The Yearbook of Immigration Statistics is a compendium of tables that provides data on foreign nationals who, during a fiscal year, were granted lawful permanent residence (i.e., admitted as immigrants or became legal permanent residents), were admitted into the United States on a temporary basis (e.g., tourists, students, or workers), applied for asylum or refugee status, or were naturalized. The Yearbook also presents data on immigration enforcement actions, including alien apprehensions, removals, and returns. The Yearbook tables are released as they become available. A final PDF is released in September of the following fiscal year.

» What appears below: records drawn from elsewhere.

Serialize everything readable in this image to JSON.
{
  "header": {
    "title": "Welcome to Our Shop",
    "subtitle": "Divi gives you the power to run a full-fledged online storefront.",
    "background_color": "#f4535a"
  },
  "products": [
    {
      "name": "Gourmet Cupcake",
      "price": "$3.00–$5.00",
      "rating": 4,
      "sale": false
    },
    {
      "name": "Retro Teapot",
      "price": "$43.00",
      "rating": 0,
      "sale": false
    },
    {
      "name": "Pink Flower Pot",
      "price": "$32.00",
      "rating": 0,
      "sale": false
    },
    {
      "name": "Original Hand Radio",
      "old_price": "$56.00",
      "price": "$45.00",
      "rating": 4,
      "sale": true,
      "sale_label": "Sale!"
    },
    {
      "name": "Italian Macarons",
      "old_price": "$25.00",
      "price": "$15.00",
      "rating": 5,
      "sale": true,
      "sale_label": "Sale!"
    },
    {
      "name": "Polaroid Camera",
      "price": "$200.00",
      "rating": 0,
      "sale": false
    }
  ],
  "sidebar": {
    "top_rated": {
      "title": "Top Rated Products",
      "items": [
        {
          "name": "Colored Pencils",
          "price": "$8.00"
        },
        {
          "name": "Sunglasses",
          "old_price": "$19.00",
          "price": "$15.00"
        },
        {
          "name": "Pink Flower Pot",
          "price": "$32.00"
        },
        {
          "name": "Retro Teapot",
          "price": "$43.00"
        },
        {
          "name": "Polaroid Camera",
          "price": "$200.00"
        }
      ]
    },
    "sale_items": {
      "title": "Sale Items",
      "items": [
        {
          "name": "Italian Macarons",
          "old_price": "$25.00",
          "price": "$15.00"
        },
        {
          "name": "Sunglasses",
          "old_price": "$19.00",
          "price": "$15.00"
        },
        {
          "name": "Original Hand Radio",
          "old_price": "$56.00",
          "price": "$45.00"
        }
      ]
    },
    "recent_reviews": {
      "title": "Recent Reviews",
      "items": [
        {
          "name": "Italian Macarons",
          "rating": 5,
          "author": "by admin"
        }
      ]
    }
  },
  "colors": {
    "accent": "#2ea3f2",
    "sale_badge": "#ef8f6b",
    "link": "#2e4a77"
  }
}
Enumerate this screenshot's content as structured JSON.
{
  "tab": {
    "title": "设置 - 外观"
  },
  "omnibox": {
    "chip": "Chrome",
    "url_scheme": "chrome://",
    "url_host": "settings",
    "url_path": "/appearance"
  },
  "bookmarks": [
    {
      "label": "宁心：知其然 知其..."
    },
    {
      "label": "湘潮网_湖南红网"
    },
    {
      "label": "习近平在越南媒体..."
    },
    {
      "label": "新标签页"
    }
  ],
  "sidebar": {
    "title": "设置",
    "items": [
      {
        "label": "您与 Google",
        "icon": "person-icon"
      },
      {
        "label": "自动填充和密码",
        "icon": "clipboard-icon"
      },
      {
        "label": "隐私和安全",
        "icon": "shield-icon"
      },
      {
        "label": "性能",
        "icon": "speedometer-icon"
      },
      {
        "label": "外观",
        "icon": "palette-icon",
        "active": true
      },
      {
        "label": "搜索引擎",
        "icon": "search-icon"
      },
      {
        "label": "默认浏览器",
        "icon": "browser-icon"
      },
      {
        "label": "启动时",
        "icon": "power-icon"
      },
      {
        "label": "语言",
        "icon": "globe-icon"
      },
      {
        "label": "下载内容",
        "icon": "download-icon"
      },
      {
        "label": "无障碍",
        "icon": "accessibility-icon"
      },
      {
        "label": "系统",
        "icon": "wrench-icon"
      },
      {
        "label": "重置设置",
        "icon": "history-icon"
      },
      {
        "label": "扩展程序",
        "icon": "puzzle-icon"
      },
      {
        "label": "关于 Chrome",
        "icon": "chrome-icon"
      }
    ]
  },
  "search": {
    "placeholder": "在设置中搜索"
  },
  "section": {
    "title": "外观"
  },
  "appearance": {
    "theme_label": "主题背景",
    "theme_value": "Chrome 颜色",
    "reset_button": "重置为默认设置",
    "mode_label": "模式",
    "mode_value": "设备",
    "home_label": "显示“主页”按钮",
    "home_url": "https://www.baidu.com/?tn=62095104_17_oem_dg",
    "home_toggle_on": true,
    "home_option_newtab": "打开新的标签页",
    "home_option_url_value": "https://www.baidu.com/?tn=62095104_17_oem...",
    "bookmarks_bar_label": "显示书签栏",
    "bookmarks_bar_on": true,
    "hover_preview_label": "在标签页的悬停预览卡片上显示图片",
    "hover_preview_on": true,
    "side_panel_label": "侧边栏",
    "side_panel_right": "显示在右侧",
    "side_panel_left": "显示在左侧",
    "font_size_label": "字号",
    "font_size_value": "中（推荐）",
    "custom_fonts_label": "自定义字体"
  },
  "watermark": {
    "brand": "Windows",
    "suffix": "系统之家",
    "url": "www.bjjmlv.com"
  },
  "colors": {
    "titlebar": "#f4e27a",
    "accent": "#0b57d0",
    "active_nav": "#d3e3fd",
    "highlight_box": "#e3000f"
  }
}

The Washington Post’s David Nakamura provides details on Sens. Tom Cotton (Ark.) and David Perdue (Ga.)’s new bill entitled “Reforming American Immigration for Strong Employment [RAISE] Act”.
In a nutshell, the new bill: a) Focuses on “Merit Based” Green Cards through a Canadian style points system b) Does away with the 50K Diversity Lottery green cards, c) Caps Refugee cases to 50K a year, d) Limits or does away with Family Based Immigration for “Extended Relatives” including adult children and siblings of US Citizens (termed “Chain Migration”), and d) Reduces the total number of Green Card issued annually by about half.
Harvard Law School Clinic releases report on effect of Trump’s executive orders on Asylum Seekers – urges Canada to accept Asylum Seekers rejected by U.S.
Harvard Law School’s Immigration and Refugee Clinical Program has released a report on the effects of President Trump’s executive orders on people seeking asylum protection in the United States under long-standing provisions of U.S. and international law, including refugee law and the Convention Against Torture.